* [Task goal] Go over the records and count each line that has the string "name". Give the number and nothing else.

[Component data from apps and pages]
Content starts
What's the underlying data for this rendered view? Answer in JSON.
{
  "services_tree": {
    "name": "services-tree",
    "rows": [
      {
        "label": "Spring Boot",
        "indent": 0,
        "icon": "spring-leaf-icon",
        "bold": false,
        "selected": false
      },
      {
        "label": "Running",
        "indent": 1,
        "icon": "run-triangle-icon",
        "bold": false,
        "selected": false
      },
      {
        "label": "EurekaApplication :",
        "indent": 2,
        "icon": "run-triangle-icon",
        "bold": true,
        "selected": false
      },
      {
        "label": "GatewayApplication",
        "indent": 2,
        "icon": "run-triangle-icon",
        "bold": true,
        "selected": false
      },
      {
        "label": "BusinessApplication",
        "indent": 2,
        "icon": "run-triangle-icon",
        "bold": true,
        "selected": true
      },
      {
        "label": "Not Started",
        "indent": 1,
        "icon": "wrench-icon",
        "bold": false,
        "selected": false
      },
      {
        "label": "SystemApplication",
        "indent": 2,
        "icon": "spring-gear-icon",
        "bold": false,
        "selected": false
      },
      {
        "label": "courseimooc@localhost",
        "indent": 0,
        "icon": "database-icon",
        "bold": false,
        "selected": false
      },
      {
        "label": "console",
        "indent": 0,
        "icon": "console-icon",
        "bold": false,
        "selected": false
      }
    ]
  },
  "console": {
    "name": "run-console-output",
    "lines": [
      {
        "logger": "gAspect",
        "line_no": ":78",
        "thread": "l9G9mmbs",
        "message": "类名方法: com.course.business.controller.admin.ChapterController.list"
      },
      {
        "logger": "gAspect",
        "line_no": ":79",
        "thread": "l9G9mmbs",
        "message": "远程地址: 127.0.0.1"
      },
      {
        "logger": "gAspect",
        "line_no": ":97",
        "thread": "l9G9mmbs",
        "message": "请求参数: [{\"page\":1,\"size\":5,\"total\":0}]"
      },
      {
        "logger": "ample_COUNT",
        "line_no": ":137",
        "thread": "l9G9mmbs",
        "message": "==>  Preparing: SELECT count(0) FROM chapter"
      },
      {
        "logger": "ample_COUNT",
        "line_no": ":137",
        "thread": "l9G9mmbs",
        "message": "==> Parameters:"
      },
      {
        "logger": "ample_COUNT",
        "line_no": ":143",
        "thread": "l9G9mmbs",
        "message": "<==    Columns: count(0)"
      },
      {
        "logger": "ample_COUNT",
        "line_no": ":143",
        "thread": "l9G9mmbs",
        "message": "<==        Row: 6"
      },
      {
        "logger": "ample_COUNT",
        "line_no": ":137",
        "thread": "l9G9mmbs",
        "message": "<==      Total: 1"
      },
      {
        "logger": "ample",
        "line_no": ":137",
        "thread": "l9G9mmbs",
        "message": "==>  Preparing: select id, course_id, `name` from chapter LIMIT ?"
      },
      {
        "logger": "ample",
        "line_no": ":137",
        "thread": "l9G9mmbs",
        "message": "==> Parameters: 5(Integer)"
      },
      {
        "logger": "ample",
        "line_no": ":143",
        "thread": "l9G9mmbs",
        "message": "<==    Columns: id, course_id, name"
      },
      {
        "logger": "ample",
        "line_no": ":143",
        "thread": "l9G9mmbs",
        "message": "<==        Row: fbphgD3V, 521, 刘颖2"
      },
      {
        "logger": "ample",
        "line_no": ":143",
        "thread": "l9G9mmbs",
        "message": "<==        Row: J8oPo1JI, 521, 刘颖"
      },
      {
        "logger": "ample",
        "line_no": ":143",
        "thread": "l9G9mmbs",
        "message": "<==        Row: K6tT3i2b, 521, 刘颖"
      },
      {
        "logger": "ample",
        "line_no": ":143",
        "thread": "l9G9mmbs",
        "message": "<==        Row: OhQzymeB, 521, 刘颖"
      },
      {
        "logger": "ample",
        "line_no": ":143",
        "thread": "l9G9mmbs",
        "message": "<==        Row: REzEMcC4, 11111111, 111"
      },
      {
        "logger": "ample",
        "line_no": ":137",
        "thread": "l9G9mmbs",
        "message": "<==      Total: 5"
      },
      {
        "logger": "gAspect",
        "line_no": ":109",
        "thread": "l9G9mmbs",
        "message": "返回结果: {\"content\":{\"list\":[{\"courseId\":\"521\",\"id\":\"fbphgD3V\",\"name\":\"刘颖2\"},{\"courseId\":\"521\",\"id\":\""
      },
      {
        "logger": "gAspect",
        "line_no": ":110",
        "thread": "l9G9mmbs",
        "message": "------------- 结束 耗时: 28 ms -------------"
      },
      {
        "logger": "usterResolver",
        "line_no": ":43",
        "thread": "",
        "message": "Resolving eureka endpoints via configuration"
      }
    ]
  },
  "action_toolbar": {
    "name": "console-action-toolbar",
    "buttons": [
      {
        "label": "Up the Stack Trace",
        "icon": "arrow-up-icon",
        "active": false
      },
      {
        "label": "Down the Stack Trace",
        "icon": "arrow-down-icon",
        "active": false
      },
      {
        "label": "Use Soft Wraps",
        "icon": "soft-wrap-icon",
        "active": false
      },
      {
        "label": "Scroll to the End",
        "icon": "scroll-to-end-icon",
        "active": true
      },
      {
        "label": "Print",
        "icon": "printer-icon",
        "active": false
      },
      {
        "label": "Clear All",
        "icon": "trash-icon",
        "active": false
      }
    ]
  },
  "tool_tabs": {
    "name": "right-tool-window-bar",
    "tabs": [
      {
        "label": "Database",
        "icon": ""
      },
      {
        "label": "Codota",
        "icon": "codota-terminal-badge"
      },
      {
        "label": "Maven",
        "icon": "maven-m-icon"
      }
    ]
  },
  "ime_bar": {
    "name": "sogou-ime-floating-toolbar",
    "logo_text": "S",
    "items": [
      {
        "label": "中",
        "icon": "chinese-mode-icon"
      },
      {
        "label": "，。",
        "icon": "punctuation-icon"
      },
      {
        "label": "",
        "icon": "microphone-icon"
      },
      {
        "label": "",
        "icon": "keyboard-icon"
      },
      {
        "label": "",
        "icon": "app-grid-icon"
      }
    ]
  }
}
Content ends
* [Answer to the exercise] 8